Hine (2009, p. 37) argues that social policy towards young people reinforces this ‘distorted and often negative view of young people’s lives’. She says that it is time for a different approach, one which is based on understanding the lived experiences of young people, and acknowledging the structural and social changes they are contending with. She urges everyone working with young people – policymakers, researchers and practitioners – to see young people ‘in the round’, rather than as a collection of deficits; to seek ways of building on their strengths to help them navigate an increasingly complex world.
The racialisation of social policy around knife crime, gang violence, and terrorism demonstrates how policy isn’t neutral; rather it can feed into longstanding issues of racial inequality and injustice. Policy should alleviate social suffering, instead it is making it worse, this can be demonstrated by the disproportionality of Black people who are stopped and searched compared to their white counterparts. According to the Youth Justice Board (2019) Black children aged 10-17 are four times more likely than white children to be arrested, they note that ‘what is overwhelmingly clear is that the disproportionate number of Black and Asian children arrested, prosecuted and put into custody is a problem which is getting worse’.
- Learn more about the overrepresentation of Black young people and the criminal justice system.
- Find out what Kenechi, 13, and Loren, 18 think about race.
As an introduction to policy, watch Video 1 of Pete Alcock, a Professor of Social Policy at the University of Birmingham, answering the question ‘What is social policy?’
Activity 1: What is social policy?
As you watch the video, make some notes below. Your comments in the boxes are only accessible to you and noone else is able to view this information.
Pete Alcock describes the scope of social policy in very general terms as the ways in which society promotes welfare and wellbeing in the population. Studying social policy usually means looking at particular aspects, for example health or education. Note how he does not take either of these as ‘givens’: health and education can be understood very differently by different people or by different governments. As Alcock puts this, much depends on ‘how we define it, how we promote it.’

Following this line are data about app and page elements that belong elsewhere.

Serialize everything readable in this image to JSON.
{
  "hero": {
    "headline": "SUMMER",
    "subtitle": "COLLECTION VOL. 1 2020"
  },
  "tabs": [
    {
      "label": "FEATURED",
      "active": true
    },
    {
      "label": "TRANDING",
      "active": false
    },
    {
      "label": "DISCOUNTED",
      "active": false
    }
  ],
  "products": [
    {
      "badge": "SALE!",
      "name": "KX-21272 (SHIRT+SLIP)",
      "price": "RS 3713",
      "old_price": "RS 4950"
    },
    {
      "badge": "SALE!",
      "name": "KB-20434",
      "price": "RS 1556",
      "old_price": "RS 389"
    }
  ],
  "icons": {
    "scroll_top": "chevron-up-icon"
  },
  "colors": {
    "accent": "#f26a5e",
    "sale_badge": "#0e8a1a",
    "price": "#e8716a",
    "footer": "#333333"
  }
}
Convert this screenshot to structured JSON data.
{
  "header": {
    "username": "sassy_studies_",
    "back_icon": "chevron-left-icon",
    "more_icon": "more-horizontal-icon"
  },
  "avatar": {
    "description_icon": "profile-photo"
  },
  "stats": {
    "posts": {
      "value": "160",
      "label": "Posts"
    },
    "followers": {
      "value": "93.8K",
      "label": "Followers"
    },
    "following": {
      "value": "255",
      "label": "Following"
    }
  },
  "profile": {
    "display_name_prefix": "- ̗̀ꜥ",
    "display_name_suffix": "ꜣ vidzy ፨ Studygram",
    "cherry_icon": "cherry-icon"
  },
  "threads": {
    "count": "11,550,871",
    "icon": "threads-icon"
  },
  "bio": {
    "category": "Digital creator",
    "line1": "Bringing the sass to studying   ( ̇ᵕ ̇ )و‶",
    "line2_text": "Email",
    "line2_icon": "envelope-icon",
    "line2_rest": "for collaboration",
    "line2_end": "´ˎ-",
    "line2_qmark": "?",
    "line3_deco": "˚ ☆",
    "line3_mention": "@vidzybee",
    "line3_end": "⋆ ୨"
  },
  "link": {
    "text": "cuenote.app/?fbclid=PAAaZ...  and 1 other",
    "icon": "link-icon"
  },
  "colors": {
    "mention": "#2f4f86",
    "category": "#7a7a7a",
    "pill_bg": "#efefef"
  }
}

He draws attention to the fact that social policy is not simply defined or implemented by governments, but also depends on a range of voluntary and community organisations and the informal relationships between people. This idea that policy is not simply a top-down process in which governments design and deliver policy solutions to social problems will be revisited throughout this course.
This OpenLearn course is a sample of formal OU study and is an adapted extract from the qualification BA (Honours) Childhood and Youth Studies and the following OU courses: